The daughter of Athena paused for a moment, sending a glance of mock concern to Louis’ mortal siblings. Then she stepped closer to Louis, now only three feet away.
Hannah let a quiet laugh slip out as her fist tilted and twisted and her arm moved upward. The son of Tyche raised his cards. CRRAASSH! Shattered glass materialized around the two demigods. They watched as shards of glass landed around them. Faster than a cheetah, Hannah leapt down and grabbed the largest shard and swung it across Louis’ leg.
“Agh!” He yelled. He swiped at her with his cards, but she backflipped to a (temporally) safe distance. A little blood dripped from the cut.
Hannah laughed, “Like it? My own personal invention, a glass sword. Nearly invisible to the human eye in full sunlight.” She swept her hand around, “And what place is more sunny than a beach?”
Louis gripped his cards tightly, “Too bad the rainbow gave it away.”
“Oh bother,” Hannah laughed, “I’ll just have to take you out the old fashioned way then.” Speedily, she slid her bow over her shoulder and notched an arrow. She drew back and aimed. She fired, just as Louis sent a volley of cards out. Arrow met card in midair, a match made in Olympus. The cards glinted off the celestial bronze arrowhead, but the arrow was knocked off course and sent flying into the air.
The daughter of Athena dashed forward, knives flashing. Louis took out his own dagger. A ten inch golden blade mated to a hilt that had a emerald four-leaf clover design in the center. If Louis was good, Hannah was superb. The son of Tyche considered himself proficient at knife-fighting and had even bested the Poseidon kids, but Hannah was unnaturally fast.
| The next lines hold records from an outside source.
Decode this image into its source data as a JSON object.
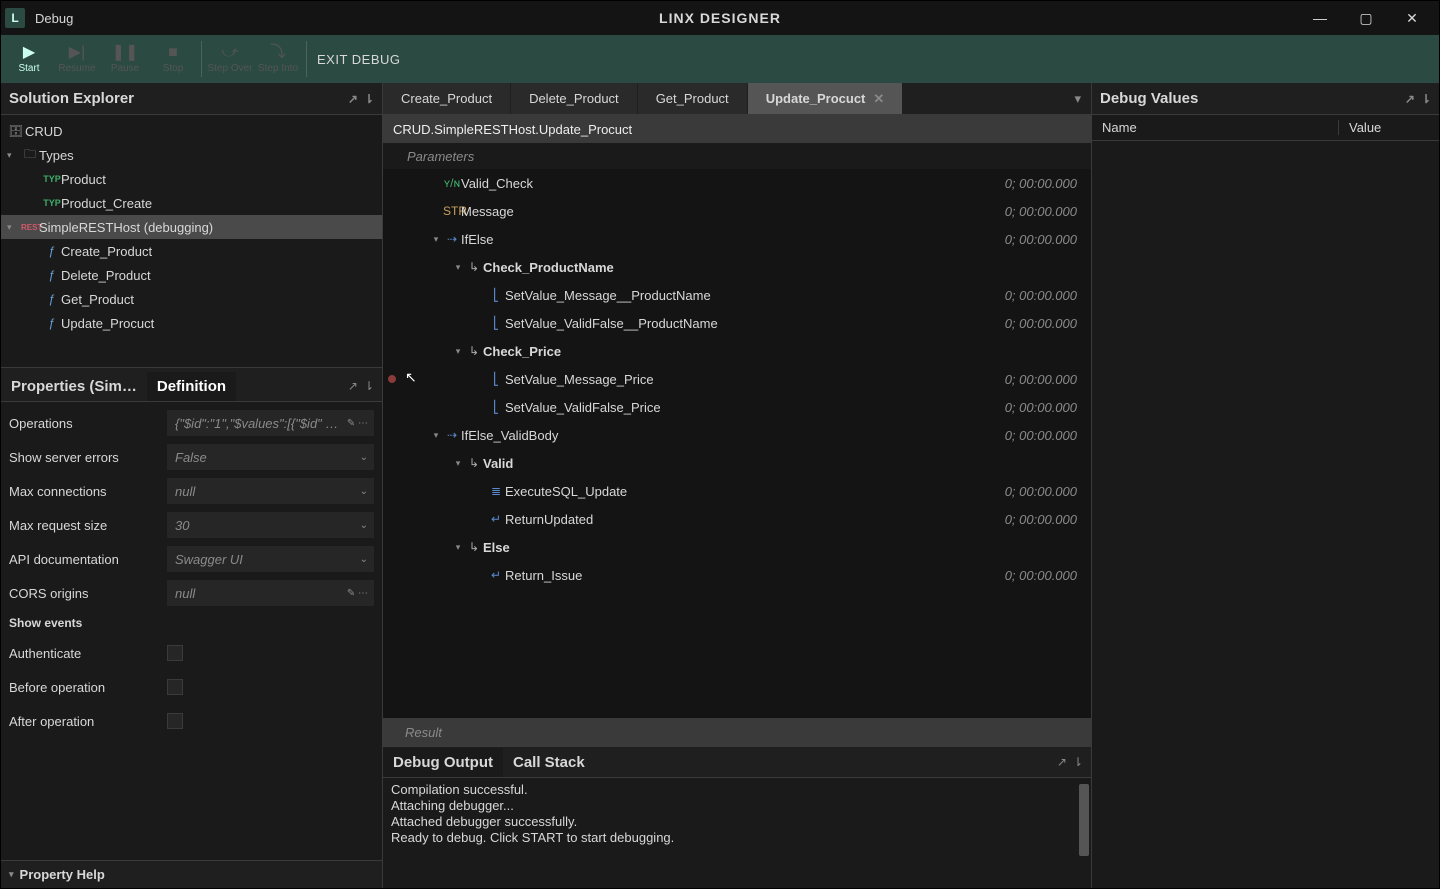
{
  "window": {
    "menu_debug": "Debug",
    "center_title": "LINX DESIGNER"
  },
  "toolbar": {
    "start": "Start",
    "resume": "Resume",
    "pause": "Pause",
    "stop": "Stop",
    "step_over": "Step Over",
    "step_into": "Step Into",
    "exit_debug": "EXIT DEBUG"
  },
  "solution": {
    "title": "Solution Explorer",
    "root": "CRUD",
    "types": "Types",
    "type_items": [
      "Product",
      "Product_Create"
    ],
    "rest_host": "SimpleRESTHost (debugging)",
    "functions": [
      "Create_Product",
      "Delete_Product",
      "Get_Product",
      "Update_Procuct"
    ]
  },
  "props": {
    "tab_props": "Properties (Sim…",
    "tab_def": "Definition",
    "rows": [
      {
        "label": "Operations",
        "value": "{\"$id\":\"1\",\"$values\":[{\"$id\"  …",
        "type": "edit"
      },
      {
        "label": "Show server errors",
        "value": "False",
        "type": "select"
      },
      {
        "label": "Max connections",
        "value": "null",
        "type": "select"
      },
      {
        "label": "Max request size",
        "value": "30",
        "type": "select"
      },
      {
        "label": "API documentation",
        "value": "Swagger UI",
        "type": "select"
      },
      {
        "label": "CORS origins",
        "value": "null",
        "type": "edit"
      }
    ],
    "events_header": "Show events",
    "events": [
      {
        "label": "Authenticate"
      },
      {
        "label": "Before operation"
      },
      {
        "label": "After operation"
      }
    ],
    "help": "Property Help"
  },
  "editor": {
    "tabs": [
      "Create_Product",
      "Delete_Product",
      "Get_Product",
      "Update_Procuct"
    ],
    "active_index": 3,
    "breadcrumb": "CRUD.SimpleRESTHost.Update_Procuct",
    "parameters_label": "Parameters",
    "flow": [
      {
        "d": 1,
        "arrow": "",
        "ico": "var",
        "icoTxt": "ʏ/ɴ",
        "name": "Valid_Check",
        "time": "0; 00:00.000"
      },
      {
        "d": 1,
        "arrow": "",
        "ico": "str",
        "icoTxt": "STR",
        "name": "Message",
        "time": "0; 00:00.000"
      },
      {
        "d": 1,
        "arrow": "▾",
        "ico": "cond",
        "icoTxt": "⇢",
        "name": "IfElse",
        "time": "0; 00:00.000"
      },
      {
        "d": 2,
        "arrow": "▾",
        "ico": "branch",
        "icoTxt": "↳",
        "name": "Check_ProductName",
        "bold": true,
        "time": ""
      },
      {
        "d": 3,
        "arrow": "",
        "ico": "set",
        "icoTxt": "⎣",
        "name": "SetValue_Message__ProductName",
        "time": "0; 00:00.000"
      },
      {
        "d": 3,
        "arrow": "",
        "ico": "set",
        "icoTxt": "⎣",
        "name": "SetValue_ValidFalse__ProductName",
        "time": "0; 00:00.000"
      },
      {
        "d": 2,
        "arrow": "▾",
        "ico": "branch",
        "icoTxt": "↳",
        "name": "Check_Price",
        "bold": true,
        "time": ""
      },
      {
        "d": 3,
        "arrow": "",
        "ico": "set",
        "icoTxt": "⎣",
        "name": "SetValue_Message_Price",
        "time": "0; 00:00.000",
        "bp": true
      },
      {
        "d": 3,
        "arrow": "",
        "ico": "set",
        "icoTxt": "⎣",
        "name": "SetValue_ValidFalse_Price",
        "time": "0; 00:00.000"
      },
      {
        "d": 1,
        "arrow": "▾",
        "ico": "cond",
        "icoTxt": "⇢",
        "name": "IfElse_ValidBody",
        "time": "0; 00:00.000"
      },
      {
        "d": 2,
        "arrow": "▾",
        "ico": "branch",
        "icoTxt": "↳",
        "name": "Valid",
        "bold": true,
        "time": ""
      },
      {
        "d": 3,
        "arrow": "",
        "ico": "db",
        "icoTxt": "≣",
        "name": "ExecuteSQL_Update",
        "time": "0; 00:00.000"
      },
      {
        "d": 3,
        "arrow": "",
        "ico": "ret",
        "icoTxt": "↵",
        "name": "ReturnUpdated",
        "time": "0; 00:00.000"
      },
      {
        "d": 2,
        "arrow": "▾",
        "ico": "branch",
        "icoTxt": "↳",
        "name": "Else",
        "bold": true,
        "time": ""
      },
      {
        "d": 3,
        "arrow": "",
        "ico": "ret",
        "icoTxt": "↵",
        "name": "Return_Issue",
        "time": "0; 00:00.000"
      }
    ],
    "result": "Result"
  },
  "bottom": {
    "tab_output": "Debug Output",
    "tab_callstack": "Call Stack",
    "text": "Compilation successful.\nAttaching debugger...\nAttached debugger successfully.\nReady to debug. Click START to start debugging."
  },
  "debug_values": {
    "title": "Debug Values",
    "col_name": "Name",
    "col_value": "Value"
  }
}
She spun around and knocked Louis’ blade to the side. She brought her hand across the demigod’s face, backhanding him quite hard.
He yelled out, “I’m going to curse your cabin so hard!”